Around three quarters of those students who started full-time undergraduate degrees in 2020/21 are not expected to fully repay their student loans. However, changes starting with the 2023 student cohort will see many paying more, and over half of new student loans are likely to be repaid in full.
English and Welsh students don’t make student loan repayments until their annual income exceeds £27,295, with repayment at the rate of 9% on the excess. After 30 years, any remaining debt is cleared.
The 30-year limit means that even someone with a good income may not make full repayment given the relatively high rate of interest that can be charged. This means it is often not worthwhile paying off a student loan any earlier than required.
The changes will come in for students starting their university courses from September 2023:
If you have children leaving school this year, they might want to rethink any plans for a gap year. Starting at university this year will mean their student loan being repaid under the existing rules.
Changes in Scotland

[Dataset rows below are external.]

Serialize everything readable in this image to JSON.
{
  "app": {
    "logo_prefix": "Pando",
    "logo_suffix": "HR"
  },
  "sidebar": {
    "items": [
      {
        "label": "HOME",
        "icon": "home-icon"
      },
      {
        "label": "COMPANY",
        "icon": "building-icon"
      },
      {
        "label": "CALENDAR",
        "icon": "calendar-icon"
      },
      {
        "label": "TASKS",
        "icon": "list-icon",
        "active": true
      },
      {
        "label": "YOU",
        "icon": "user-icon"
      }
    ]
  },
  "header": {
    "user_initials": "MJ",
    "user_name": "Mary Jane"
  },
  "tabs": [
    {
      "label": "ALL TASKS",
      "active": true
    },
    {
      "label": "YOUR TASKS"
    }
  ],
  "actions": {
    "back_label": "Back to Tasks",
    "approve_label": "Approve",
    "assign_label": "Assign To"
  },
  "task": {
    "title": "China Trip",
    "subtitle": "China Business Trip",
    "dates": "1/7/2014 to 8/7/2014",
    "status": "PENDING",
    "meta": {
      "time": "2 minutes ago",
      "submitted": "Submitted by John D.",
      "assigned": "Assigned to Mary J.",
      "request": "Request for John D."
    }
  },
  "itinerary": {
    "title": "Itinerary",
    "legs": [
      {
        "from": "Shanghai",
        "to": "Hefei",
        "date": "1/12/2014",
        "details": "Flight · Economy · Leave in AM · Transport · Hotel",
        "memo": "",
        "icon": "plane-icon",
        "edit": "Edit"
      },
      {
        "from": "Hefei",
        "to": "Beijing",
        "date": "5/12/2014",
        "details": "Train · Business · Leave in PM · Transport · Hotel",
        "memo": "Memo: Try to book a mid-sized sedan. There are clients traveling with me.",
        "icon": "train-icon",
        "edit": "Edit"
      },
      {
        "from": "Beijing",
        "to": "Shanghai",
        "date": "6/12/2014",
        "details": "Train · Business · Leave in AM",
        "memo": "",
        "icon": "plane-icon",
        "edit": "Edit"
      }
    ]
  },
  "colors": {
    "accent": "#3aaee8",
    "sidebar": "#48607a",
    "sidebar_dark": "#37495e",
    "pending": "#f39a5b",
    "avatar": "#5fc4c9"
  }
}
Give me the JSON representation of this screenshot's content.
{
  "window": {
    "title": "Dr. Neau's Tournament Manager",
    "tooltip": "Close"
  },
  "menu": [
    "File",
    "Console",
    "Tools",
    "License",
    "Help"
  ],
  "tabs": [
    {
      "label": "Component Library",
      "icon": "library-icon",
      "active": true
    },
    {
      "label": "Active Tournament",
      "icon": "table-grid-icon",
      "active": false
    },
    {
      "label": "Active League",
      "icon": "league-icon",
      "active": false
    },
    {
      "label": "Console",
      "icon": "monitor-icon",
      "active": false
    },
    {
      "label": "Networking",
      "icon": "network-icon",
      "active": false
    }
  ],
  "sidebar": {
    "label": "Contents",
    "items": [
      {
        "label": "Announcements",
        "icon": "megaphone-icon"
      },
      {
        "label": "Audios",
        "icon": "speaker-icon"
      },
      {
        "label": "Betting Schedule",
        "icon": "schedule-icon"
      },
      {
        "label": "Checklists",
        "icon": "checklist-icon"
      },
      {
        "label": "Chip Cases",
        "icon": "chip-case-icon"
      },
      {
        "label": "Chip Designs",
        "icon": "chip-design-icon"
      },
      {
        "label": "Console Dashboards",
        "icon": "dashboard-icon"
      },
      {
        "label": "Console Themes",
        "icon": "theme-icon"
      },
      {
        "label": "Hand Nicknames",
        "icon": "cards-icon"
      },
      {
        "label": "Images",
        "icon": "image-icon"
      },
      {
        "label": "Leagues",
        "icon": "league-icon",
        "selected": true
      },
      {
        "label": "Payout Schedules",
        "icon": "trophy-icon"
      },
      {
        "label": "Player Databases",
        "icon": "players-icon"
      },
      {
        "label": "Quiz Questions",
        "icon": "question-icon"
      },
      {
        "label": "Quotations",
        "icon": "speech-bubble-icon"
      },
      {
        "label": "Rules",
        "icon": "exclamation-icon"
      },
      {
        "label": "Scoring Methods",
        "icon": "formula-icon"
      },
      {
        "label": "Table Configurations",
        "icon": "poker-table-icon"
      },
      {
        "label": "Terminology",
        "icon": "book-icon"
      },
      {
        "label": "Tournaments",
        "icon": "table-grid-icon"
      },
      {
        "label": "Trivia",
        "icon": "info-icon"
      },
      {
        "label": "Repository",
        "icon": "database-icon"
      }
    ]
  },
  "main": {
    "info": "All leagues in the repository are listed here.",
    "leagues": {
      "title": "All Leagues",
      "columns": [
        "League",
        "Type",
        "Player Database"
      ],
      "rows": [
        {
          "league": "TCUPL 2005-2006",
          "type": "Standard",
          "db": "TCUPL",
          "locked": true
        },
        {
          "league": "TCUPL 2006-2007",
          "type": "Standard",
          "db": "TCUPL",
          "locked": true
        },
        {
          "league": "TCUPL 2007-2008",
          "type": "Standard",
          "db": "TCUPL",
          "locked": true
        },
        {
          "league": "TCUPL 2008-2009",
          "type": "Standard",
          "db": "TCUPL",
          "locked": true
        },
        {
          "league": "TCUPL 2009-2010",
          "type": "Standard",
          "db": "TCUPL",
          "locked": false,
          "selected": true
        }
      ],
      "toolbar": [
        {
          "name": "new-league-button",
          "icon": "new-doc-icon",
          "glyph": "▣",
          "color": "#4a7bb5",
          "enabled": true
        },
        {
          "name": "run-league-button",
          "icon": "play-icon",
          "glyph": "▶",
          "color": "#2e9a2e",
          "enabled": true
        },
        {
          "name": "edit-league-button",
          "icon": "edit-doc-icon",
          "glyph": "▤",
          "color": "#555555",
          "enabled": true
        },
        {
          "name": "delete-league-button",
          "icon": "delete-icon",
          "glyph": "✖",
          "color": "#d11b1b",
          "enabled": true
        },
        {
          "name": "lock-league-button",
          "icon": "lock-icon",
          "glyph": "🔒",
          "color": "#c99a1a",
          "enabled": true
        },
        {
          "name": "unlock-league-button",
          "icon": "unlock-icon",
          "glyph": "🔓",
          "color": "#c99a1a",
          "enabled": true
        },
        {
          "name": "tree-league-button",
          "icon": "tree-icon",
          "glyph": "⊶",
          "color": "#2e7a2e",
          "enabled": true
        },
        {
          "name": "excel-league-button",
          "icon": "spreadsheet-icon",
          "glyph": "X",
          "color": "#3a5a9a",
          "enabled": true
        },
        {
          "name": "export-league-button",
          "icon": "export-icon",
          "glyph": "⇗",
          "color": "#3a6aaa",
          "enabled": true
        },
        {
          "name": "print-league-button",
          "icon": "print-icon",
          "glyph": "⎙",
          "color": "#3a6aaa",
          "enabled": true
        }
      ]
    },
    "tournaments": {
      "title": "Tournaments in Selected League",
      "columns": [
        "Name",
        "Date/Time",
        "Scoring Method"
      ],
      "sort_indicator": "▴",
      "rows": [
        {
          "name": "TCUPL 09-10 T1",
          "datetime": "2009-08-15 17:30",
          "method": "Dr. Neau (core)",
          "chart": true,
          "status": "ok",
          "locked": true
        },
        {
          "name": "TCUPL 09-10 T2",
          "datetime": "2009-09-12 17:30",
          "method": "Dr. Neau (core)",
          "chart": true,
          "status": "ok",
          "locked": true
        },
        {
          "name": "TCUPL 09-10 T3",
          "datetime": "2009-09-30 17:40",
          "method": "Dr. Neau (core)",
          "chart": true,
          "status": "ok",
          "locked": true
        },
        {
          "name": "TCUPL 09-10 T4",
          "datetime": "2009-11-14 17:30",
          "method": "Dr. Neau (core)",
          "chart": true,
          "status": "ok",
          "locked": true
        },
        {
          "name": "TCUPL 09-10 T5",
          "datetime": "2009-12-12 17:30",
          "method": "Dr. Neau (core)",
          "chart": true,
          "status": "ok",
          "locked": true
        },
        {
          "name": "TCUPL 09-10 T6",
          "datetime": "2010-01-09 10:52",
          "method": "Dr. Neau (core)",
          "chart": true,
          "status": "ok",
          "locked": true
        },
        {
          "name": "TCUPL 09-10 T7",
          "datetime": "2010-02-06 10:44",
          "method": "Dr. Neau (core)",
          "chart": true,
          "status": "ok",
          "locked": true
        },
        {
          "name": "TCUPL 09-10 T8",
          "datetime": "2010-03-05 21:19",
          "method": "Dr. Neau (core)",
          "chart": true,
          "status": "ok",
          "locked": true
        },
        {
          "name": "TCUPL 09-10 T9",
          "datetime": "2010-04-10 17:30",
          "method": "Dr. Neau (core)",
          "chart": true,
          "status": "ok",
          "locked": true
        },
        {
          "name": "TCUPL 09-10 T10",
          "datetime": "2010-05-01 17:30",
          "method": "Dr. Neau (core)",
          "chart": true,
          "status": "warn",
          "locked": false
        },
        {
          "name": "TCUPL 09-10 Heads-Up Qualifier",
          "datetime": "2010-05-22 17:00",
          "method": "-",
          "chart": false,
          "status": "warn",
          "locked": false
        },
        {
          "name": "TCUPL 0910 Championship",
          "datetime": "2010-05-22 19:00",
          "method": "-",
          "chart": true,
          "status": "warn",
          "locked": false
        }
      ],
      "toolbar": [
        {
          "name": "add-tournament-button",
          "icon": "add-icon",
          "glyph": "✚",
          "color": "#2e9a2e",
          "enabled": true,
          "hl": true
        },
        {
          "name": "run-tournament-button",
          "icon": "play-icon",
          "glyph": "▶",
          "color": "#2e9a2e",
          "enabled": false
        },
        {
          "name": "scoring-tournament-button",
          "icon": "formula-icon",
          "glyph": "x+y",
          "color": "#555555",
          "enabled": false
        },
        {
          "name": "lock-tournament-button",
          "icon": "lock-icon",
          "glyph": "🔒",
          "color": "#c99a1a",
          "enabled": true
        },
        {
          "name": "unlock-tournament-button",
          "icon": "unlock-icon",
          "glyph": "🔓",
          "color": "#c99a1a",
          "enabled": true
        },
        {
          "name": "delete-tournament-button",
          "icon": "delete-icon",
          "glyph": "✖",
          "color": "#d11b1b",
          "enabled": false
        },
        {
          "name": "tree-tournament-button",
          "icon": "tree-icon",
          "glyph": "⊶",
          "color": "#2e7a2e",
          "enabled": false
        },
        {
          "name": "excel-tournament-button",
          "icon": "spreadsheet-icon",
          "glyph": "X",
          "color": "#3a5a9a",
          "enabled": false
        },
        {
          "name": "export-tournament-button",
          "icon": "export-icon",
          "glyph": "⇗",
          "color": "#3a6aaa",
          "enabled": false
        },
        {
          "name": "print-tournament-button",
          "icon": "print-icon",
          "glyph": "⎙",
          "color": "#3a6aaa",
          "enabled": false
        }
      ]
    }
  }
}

Student loans will not change for Scottish students, although they already have a £25,000 income threshold following a large increase in 2021. New Scottish students have a 30-year repayment term, with the interest rate currently set at 1.5%.
A detailed analysis of the changes to the student loan system can be found here.